> [Action item]
Every line of the data below should be written out word for word.

> [Records from a data collection]
----

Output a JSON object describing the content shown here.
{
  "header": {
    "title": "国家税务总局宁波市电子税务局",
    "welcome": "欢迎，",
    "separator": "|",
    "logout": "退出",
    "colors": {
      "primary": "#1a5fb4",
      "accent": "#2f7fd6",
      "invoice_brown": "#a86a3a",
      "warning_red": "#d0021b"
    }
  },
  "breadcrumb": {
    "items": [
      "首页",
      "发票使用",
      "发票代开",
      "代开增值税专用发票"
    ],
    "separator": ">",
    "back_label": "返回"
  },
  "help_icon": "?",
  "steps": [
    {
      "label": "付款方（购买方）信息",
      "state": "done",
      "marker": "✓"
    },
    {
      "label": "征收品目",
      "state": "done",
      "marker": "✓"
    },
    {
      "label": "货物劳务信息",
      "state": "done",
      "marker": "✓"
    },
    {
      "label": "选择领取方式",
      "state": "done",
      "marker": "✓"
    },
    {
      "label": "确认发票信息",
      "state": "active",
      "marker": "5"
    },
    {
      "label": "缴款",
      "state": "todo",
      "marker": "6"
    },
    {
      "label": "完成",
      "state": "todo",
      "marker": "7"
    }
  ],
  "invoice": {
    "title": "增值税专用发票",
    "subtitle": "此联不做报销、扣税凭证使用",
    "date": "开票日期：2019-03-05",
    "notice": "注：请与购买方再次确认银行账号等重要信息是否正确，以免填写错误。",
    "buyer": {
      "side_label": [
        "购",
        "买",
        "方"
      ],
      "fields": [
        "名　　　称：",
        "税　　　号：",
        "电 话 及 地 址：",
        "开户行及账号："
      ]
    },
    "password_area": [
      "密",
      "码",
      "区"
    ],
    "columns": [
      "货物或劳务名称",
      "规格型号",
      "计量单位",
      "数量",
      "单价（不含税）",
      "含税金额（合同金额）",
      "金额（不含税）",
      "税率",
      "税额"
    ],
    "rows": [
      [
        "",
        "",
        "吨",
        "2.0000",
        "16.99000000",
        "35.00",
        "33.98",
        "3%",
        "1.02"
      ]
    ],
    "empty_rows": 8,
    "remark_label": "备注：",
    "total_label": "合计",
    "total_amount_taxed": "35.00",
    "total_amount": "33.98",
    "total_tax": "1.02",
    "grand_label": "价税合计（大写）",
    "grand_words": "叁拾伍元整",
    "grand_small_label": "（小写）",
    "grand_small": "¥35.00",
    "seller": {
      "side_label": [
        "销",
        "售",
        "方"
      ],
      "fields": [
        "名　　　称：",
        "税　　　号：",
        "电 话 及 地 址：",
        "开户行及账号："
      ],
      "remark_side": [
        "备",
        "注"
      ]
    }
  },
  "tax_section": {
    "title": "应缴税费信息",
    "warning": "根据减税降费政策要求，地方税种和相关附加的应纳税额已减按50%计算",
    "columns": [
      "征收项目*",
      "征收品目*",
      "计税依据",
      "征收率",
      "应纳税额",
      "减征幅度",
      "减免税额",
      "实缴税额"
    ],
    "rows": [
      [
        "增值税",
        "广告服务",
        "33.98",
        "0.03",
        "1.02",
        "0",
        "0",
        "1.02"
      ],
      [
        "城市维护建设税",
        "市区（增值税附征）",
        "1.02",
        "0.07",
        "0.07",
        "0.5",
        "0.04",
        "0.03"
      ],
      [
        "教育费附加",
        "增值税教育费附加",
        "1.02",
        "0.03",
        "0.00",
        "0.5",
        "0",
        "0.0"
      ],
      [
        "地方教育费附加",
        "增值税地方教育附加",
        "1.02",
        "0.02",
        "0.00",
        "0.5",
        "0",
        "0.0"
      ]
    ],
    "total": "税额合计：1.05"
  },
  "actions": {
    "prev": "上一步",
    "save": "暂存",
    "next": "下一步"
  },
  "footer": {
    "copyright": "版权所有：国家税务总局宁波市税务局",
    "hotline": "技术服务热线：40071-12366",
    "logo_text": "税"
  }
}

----

> [Response box]
Output a JSON object describing the content shown here.
{
  "header": {
    "title": "国家税务总局宁波市电子税务局",
    "welcome": "欢迎，",
    "separator": "|",
    "logout": "退出",
    "colors": {
      "primary": "#1a5fb4",
      "accent": "#2f7fd6",
      "invoice_brown": "#a86a3a",
      "warning_red": "#d0021b"
    }
  },
  "breadcrumb": {
    "items": [
      "首页",
      "发票使用",
      "发票代开",
      "代开增值税专用发票"
    ],
    "separator": ">",
    "back_label": "返回"
  },
  "help_icon": "?",
  "steps": [
    {
      "label": "付款方（购买方）信息",
      "state": "done",
      "marker": "✓"
    },
    {
      "label": "征收品目",
      "state": "done",
      "marker": "✓"
    },
    {
      "label": "货物劳务信息",
      "state": "done",
      "marker": "✓"
    },
    {
      "label": "选择领取方式",
      "state": "done",
      "marker": "✓"
    },
    {
      "label": "确认发票信息",
      "state": "active",
      "marker": "5"
    },
    {
      "label": "缴款",
      "state": "todo",
      "marker": "6"
    },
    {
      "label": "完成",
      "state": "todo",
      "marker": "7"
    }
  ],
  "invoice": {
    "title": "增值税专用发票",
    "subtitle": "此联不做报销、扣税凭证使用",
    "date": "开票日期：2019-03-05",
    "notice": "注：请与购买方再次确认银行账号等重要信息是否正确，以免填写错误。",
    "buyer": {
      "side_label": [
        "购",
        "买",
        "方"
      ],
      "fields": [
        "名　　　称：",
        "税　　　号：",
        "电 话 及 地 址：",
        "开户行及账号："
      ]
    },
    "password_area": [
      "密",
      "码",
      "区"
    ],
    "columns": [
      "货物或劳务名称",
      "规格型号",
      "计量单位",
      "数量",
      "单价（不含税）",
      "含税金额（合同金额）",
      "金额（不含税）",
      "税率",
      "税额"
    ],
    "rows": [
      [
        "",
        "",
        "吨",
        "2.0000",
        "16.99000000",
        "35.00",
        "33.98",
        "3%",
        "1.02"
      ]
    ],
    "empty_rows": 8,
    "remark_label": "备注：",
    "total_label": "合计",
    "total_amount_taxed": "35.00",
    "total_amount": "33.98",
    "total_tax": "1.02",
    "grand_label": "价税合计（大写）",
    "grand_words": "叁拾伍元整",
    "grand_small_label": "（小写）",
    "grand_small": "¥35.00",
    "seller": {
      "side_label": [
        "销",
        "售",
        "方"
      ],
      "fields": [
        "名　　　称：",
        "税　　　号：",
        "电 话 及 地 址：",
        "开户行及账号："
      ],
      "remark_side": [
        "备",
        "注"
      ]
    }
  },
  "tax_section": {
    "title": "应缴税费信息",
    "warning": "根据减税降费政策要求，地方税种和相关附加的应纳税额已减按50%计算",
    "columns": [
      "征收项目*",
      "征收品目*",
      "计税依据",
      "征收率",
      "应纳税额",
      "减征幅度",
      "减免税额",
      "实缴税额"
    ],
    "rows": [
      [
        "增值税",
        "广告服务",
        "33.98",
        "0.03",
        "1.02",
        "0",
        "0",
        "1.02"
      ],
      [
        "城市维护建设税",
        "市区（增值税附征）",
        "1.02",
        "0.07",
        "0.07",
        "0.5",
        "0.04",
        "0.03"
      ],
      [
        "教育费附加",
        "增值税教育费附加",
        "1.02",
        "0.03",
        "0.00",
        "0.5",
        "0",
        "0.0"
      ],
      [
        "地方教育费附加",
        "增值税地方教育附加",
        "1.02",
        "0.02",
        "0.00",
        "0.5",
        "0",
        "0.0"
      ]
    ],
    "total": "税额合计：1.05"
  },
  "actions": {
    "prev": "上一步",
    "save": "暂存",
    "next": "下一步"
  },
  "footer": {
    "copyright": "版权所有：国家税务总局宁波市税务局",
    "hotline": "技术服务热线：40071-12366",
    "logo_text": "税"
  }
}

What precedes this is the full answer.